*** Record extracts ***

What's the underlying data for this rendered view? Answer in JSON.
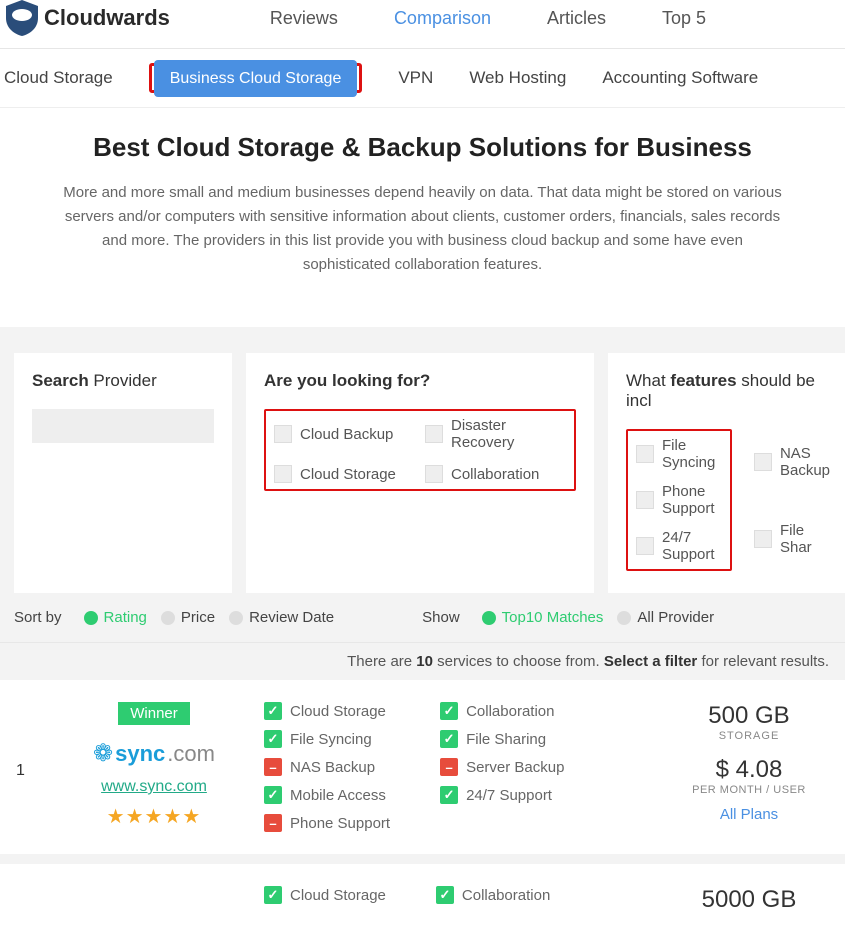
{
  "brand": "Cloudwards",
  "topnav": [
    "Reviews",
    "Comparison",
    "Articles",
    "Top 5"
  ],
  "topnav_active": 1,
  "subnav": [
    "Cloud Storage",
    "Business Cloud Storage",
    "VPN",
    "Web Hosting",
    "Accounting Software"
  ],
  "subnav_active": 1,
  "hero": {
    "title": "Best Cloud Storage & Backup Solutions for Business",
    "body": "More and more small and medium businesses depend heavily on data. That data might be stored on various servers and/or computers with sensitive information about clients, customer orders, financials, sales records and more. The providers in this list provide you with business cloud backup and some have even sophisticated collaboration features."
  },
  "search": {
    "label_strong": "Search",
    "label_rest": " Provider"
  },
  "looking": {
    "title": "Are you looking for?",
    "opts": [
      "Cloud Backup",
      "Disaster Recovery",
      "Cloud Storage",
      "Collaboration"
    ]
  },
  "features": {
    "title_a": "What ",
    "title_b": "features",
    "title_c": " should be incl",
    "col1": [
      "File Syncing",
      "Phone Support",
      "24/7 Support"
    ],
    "col2": [
      "NAS Backup",
      "File Shar"
    ]
  },
  "sort": {
    "label": "Sort by",
    "opts": [
      "Rating",
      "Price",
      "Review Date"
    ],
    "selected": 0,
    "show_label": "Show",
    "show_opts": [
      "Top10 Matches",
      "All Provider"
    ],
    "show_selected": 0
  },
  "resultbar": {
    "a": "There are ",
    "n": "10",
    "b": " services to choose from. ",
    "c": "Select a filter",
    "d": " for relevant results."
  },
  "cards": [
    {
      "rank": "1",
      "badge": "Winner",
      "logo_sync": "sync",
      "logo_dotcom": ".com",
      "link": "www.sync.com",
      "stars": "★★★★★",
      "features_l": [
        {
          "ok": true,
          "t": "Cloud Storage"
        },
        {
          "ok": true,
          "t": "File Syncing"
        },
        {
          "ok": false,
          "t": "NAS Backup"
        },
        {
          "ok": true,
          "t": "Mobile Access"
        },
        {
          "ok": false,
          "t": "Phone Support"
        }
      ],
      "features_r": [
        {
          "ok": true,
          "t": "Collaboration"
        },
        {
          "ok": true,
          "t": "File Sharing"
        },
        {
          "ok": false,
          "t": "Server Backup"
        },
        {
          "ok": true,
          "t": "24/7 Support"
        }
      ],
      "storage": "500 GB",
      "storage_label": "STORAGE",
      "price": "$ 4.08",
      "price_label": "PER MONTH / USER",
      "plans": "All Plans"
    },
    {
      "rank": "",
      "features_l": [
        {
          "ok": true,
          "t": "Cloud Storage"
        }
      ],
      "features_r": [
        {
          "ok": true,
          "t": "Collaboration"
        }
      ],
      "storage": "5000 GB"
    }
  ]
}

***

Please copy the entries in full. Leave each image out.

What's the underlying data for this rendered view? Answer in JSON.
{
  "brand": "Cloudwards",
  "topnav": [
    "Reviews",
    "Comparison",
    "Articles",
    "Top 5"
  ],
  "topnav_active": 1,
  "subnav": [
    "Cloud Storage",
    "Business Cloud Storage",
    "VPN",
    "Web Hosting",
    "Accounting Software"
  ],
  "subnav_active": 1,
  "hero": {
    "title": "Best Cloud Storage & Backup Solutions for Business",
    "body": "More and more small and medium businesses depend heavily on data. That data might be stored on various servers and/or computers with sensitive information about clients, customer orders, financials, sales records and more. The providers in this list provide you with business cloud backup and some have even sophisticated collaboration features."
  },
  "search": {
    "label_strong": "Search",
    "label_rest": " Provider"
  },
  "looking": {
    "title": "Are you looking for?",
    "opts": [
      "Cloud Backup",
      "Disaster Recovery",
      "Cloud Storage",
      "Collaboration"
    ]
  },
  "features": {
    "title_a": "What ",
    "title_b": "features",
    "title_c": " should be incl",
    "col1": [
      "File Syncing",
      "Phone Support",
      "24/7 Support"
    ],
    "col2": [
      "NAS Backup",
      "File Shar"
    ]
  },
  "sort": {
    "label": "Sort by",
    "opts": [
      "Rating",
      "Price",
      "Review Date"
    ],
    "selected": 0,
    "show_label": "Show",
    "show_opts": [
      "Top10 Matches",
      "All Provider"
    ],
    "show_selected": 0
  },
  "resultbar": {
    "a": "There are ",
    "n": "10",
    "b": " services to choose from. ",
    "c": "Select a filter",
    "d": " for relevant results."
  },
  "cards": [
    {
      "rank": "1",
      "badge": "Winner",
      "logo_sync": "sync",
      "logo_dotcom": ".com",
      "link": "www.sync.com",
      "stars": "★★★★★",
      "features_l": [
        {
          "ok": true,
          "t": "Cloud Storage"
        },
        {
          "ok": true,
          "t": "File Syncing"
        },
        {
          "ok": false,
          "t": "NAS Backup"
        },
        {
          "ok": true,
          "t": "Mobile Access"
        },
        {
          "ok": false,
          "t": "Phone Support"
        }
      ],
      "features_r": [
        {
          "ok": true,
          "t": "Collaboration"
        },
        {
          "ok": true,
          "t": "File Sharing"
        },
        {
          "ok": false,
          "t": "Server Backup"
        },
        {
          "ok": true,
          "t": "24/7 Support"
        }
      ],
      "storage": "500 GB",
      "storage_label": "STORAGE",
      "price": "$ 4.08",
      "price_label": "PER MONTH / USER",
      "plans": "All Plans"
    },
    {
      "rank": "",
      "features_l": [
        {
          "ok": true,
          "t": "Cloud Storage"
        }
      ],
      "features_r": [
        {
          "ok": true,
          "t": "Collaboration"
        }
      ],
      "storage": "5000 GB"
    }
  ]
}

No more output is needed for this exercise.